Introduction: As the incidence of Celiac disease in the geriatric population increases, it is important to understand the disease course and specific complications they may be predisposed. The nuanced symptomatic presentation in the elderly can lead to severe complications as a result of delayed diagnosis. The aim of this study was to determine the rate of common complications and mortality of elderly patients as compared to younger patients admitted to the hospital with a primary diagnosis of Celiac disease.
Methods: The National Inpatient Sample 2001-2013 database was queried for patients with a diagnosis of Celiac Disease using International Classification of Diseases, Ninth Revision (ICD-9) codes. Myocardial Infarctions, Pneumonia, Urinary Tract Infections, and Acute Renal Failure were identified with their respective ICD-9 codes. A chi-square analysis was performed to determine variables to be included in a multivariable analysis. A binary logistic regression analysis was used to examine demographic and other important variables, with a significance level of p < 0.001.
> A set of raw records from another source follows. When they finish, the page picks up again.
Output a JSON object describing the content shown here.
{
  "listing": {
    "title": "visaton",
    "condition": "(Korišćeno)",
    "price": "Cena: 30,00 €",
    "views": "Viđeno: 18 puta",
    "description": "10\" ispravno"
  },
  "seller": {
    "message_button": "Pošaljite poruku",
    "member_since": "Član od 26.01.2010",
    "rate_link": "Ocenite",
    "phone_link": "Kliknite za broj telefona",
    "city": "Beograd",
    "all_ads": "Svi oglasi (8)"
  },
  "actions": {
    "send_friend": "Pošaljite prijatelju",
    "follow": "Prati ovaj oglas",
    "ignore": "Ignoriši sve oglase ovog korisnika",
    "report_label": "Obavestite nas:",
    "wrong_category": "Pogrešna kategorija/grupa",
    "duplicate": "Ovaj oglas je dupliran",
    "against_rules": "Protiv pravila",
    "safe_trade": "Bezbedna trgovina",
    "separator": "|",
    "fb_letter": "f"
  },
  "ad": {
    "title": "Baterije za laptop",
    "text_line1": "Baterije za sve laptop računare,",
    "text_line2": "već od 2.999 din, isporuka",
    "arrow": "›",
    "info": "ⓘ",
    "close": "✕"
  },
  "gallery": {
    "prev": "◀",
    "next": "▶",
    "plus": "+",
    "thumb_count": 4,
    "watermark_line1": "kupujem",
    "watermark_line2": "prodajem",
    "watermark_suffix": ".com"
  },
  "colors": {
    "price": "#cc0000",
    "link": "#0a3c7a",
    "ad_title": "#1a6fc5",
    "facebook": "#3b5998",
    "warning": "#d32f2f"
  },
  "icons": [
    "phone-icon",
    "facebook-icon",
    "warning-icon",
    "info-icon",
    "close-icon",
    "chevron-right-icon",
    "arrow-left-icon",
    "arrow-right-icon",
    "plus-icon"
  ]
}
Results: A total of 87,823 patients were identified with Celiac, of which 25,818 (29.4%) were age 65 or older. After incorporating demographic variables and social variables, such as biological sex, the geriatric population had a significantly higher likelihood of having a myocardial infarction (OR=2.82), pneumonia (OR=1.72), urinary tract infection (OR=1.61), malnutrition (OR=1.19), and acute renal failure (OR=2.18). Geriatric patients with Celiac Disease had a significantly higher likelihood of dying during the hospital stay (OR=10.24).
Discussion: There are many age-related differences in the presentation and clinical course of Celiac disease between the younger adult and geriatric population. The elderly population was found to be more likely to experience life-threatening complications as a result of Celiac disease. A greater understanding of factors contributing to the more complicated clinical courses of Celiac disease in the elderly is needed to improve quality of life and morbidity and mortality in this population. The markedly high likelihood of mortality in this population should be further investigated to prevent treatable causes of death.
Figure: Predictors of Complications in Geriatric Patients Admitted Primarily for Celiac Disease.
Anmol Mittal indicated no relevant financial relationships.
Mansi Patel indicated no relevant financial relationships.
Faiz Afridi indicated no relevant financial relationships.
Sushil Ahlawat indicated no relevant financial relationships.
Anmol Mittal, MD, Mansi Patel, MD, Faiz Afridi, MD, Sushil Ahlawat, MD. P0916 - Do Geriatric Patients Admitted With a Primary Diagnosis of Celiacs Disease Have a Higher Rate of Complications and Mortality Compared to Their Younger Counterparts?, ACG 2021 Annual Scientific Meeting Abstracts. Las Vegas, Nevada: American College of Gastroenterology.